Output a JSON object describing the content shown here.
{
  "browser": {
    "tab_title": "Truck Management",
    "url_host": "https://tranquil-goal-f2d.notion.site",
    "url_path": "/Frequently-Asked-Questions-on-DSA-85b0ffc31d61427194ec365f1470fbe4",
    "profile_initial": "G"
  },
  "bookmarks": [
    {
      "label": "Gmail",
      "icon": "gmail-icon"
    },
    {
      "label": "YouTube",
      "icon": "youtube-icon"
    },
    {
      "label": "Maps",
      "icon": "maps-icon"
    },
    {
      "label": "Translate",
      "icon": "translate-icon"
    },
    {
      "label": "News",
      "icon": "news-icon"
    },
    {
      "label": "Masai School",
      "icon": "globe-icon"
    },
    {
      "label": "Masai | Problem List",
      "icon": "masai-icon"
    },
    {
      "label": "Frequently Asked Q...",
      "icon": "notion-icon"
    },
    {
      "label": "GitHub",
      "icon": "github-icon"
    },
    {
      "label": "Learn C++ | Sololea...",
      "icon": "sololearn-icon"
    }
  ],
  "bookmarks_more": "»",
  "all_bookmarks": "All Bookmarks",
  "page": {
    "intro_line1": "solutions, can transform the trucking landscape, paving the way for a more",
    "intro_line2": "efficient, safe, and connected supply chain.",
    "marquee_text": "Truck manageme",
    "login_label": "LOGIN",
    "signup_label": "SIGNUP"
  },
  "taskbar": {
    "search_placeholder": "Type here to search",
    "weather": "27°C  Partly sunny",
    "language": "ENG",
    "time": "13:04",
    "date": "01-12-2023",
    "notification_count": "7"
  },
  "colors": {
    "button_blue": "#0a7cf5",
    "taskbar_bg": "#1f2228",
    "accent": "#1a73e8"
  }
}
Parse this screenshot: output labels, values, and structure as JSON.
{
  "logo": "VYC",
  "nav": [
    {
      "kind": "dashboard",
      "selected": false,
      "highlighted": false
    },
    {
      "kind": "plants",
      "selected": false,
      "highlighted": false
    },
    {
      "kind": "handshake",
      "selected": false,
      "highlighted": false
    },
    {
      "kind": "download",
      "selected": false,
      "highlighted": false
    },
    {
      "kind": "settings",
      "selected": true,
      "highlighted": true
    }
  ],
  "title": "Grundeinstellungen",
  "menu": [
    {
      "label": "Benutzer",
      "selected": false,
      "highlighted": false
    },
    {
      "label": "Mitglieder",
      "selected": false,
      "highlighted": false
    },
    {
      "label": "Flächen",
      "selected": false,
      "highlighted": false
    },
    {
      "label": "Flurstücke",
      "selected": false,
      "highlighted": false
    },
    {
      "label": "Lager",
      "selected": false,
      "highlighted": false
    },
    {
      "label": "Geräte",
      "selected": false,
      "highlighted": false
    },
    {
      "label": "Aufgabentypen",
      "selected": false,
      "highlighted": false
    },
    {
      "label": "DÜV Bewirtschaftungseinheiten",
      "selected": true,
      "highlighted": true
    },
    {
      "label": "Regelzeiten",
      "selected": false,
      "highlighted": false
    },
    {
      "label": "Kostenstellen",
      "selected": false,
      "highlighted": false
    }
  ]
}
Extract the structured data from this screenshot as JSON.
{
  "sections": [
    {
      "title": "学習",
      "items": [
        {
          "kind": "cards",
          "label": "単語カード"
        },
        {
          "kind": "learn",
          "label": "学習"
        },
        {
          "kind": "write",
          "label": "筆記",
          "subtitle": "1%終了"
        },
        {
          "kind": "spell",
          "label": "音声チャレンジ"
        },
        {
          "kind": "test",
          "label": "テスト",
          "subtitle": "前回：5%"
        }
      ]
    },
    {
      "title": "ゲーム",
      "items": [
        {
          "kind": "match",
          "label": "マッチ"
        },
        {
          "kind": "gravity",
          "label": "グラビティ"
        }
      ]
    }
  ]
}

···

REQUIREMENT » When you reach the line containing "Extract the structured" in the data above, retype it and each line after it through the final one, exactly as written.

SOLUTION TO THIS PROBLEM »
Extract the structured data from this screenshot as JSON.
{
  "sections": [
    {
      "title": "学習",
      "items": [
        {
          "kind": "cards",
          "label": "単語カード"
        },
        {
          "kind": "learn",
          "label": "学習"
        },
        {
          "kind": "write",
          "label": "筆記",
          "subtitle": "1%終了"
        },
        {
          "kind": "spell",
          "label": "音声チャレンジ"
        },
        {
          "kind": "test",
          "label": "テスト",
          "subtitle": "前回：5%"
        }
      ]
    },
    {
      "title": "ゲーム",
      "items": [
        {
          "kind": "match",
          "label": "マッチ"
        },
        {
          "kind": "gravity",
          "label": "グラビティ"
        }
      ]
    }
  ]
}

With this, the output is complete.